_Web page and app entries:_
★ ★ ★ ★ ★
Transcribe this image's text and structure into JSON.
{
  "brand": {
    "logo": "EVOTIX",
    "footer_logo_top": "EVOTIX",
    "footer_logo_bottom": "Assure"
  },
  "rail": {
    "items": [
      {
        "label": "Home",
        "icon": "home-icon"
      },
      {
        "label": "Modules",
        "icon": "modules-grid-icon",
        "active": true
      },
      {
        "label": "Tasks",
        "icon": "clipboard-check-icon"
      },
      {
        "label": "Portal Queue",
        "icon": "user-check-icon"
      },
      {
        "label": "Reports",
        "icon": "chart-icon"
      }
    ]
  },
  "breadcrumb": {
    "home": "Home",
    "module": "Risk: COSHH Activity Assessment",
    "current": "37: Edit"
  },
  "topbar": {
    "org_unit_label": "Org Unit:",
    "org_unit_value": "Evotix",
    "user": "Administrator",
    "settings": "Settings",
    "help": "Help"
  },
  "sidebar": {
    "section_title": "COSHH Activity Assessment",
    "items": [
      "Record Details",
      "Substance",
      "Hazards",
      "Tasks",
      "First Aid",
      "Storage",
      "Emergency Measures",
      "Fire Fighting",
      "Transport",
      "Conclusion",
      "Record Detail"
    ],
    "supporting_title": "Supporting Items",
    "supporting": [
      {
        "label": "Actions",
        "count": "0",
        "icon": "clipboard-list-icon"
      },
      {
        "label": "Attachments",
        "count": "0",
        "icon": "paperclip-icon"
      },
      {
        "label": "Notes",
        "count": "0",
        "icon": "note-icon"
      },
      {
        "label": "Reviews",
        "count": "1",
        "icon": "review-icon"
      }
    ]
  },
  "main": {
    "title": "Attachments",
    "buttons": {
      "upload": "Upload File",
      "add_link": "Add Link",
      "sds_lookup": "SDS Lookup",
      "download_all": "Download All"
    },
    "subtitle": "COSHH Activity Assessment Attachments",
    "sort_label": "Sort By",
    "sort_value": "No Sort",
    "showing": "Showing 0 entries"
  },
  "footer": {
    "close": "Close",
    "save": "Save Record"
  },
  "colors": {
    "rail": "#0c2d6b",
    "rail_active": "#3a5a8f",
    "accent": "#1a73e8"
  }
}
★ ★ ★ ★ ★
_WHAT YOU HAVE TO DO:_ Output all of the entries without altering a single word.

_ANSWER TO THIS PROBLEM:_
Transcribe this image's text and structure into JSON.
{
  "brand": {
    "logo": "EVOTIX",
    "footer_logo_top": "EVOTIX",
    "footer_logo_bottom": "Assure"
  },
  "rail": {
    "items": [
      {
        "label": "Home",
        "icon": "home-icon"
      },
      {
        "label": "Modules",
        "icon": "modules-grid-icon",
        "active": true
      },
      {
        "label": "Tasks",
        "icon": "clipboard-check-icon"
      },
      {
        "label": "Portal Queue",
        "icon": "user-check-icon"
      },
      {
        "label": "Reports",
        "icon": "chart-icon"
      }
    ]
  },
  "breadcrumb": {
    "home": "Home",
    "module": "Risk: COSHH Activity Assessment",
    "current": "37: Edit"
  },
  "topbar": {
    "org_unit_label": "Org Unit:",
    "org_unit_value": "Evotix",
    "user": "Administrator",
    "settings": "Settings",
    "help": "Help"
  },
  "sidebar": {
    "section_title": "COSHH Activity Assessment",
    "items": [
      "Record Details",
      "Substance",
      "Hazards",
      "Tasks",
      "First Aid",
      "Storage",
      "Emergency Measures",
      "Fire Fighting",
      "Transport",
      "Conclusion",
      "Record Detail"
    ],
    "supporting_title": "Supporting Items",
    "supporting": [
      {
        "label": "Actions",
        "count": "0",
        "icon": "clipboard-list-icon"
      },
      {
        "label": "Attachments",
        "count": "0",
        "icon": "paperclip-icon"
      },
      {
        "label": "Notes",
        "count": "0",
        "icon": "note-icon"
      },
      {
        "label": "Reviews",
        "count": "1",
        "icon": "review-icon"
      }
    ]
  },
  "main": {
    "title": "Attachments",
    "buttons": {
      "upload": "Upload File",
      "add_link": "Add Link",
      "sds_lookup": "SDS Lookup",
      "download_all": "Download All"
    },
    "subtitle": "COSHH Activity Assessment Attachments",
    "sort_label": "Sort By",
    "sort_value": "No Sort",
    "showing": "Showing 0 entries"
  },
  "footer": {
    "close": "Close",
    "save": "Save Record"
  },
  "colors": {
    "rail": "#0c2d6b",
    "rail_active": "#3a5a8f",
    "accent": "#1a73e8"
  }
}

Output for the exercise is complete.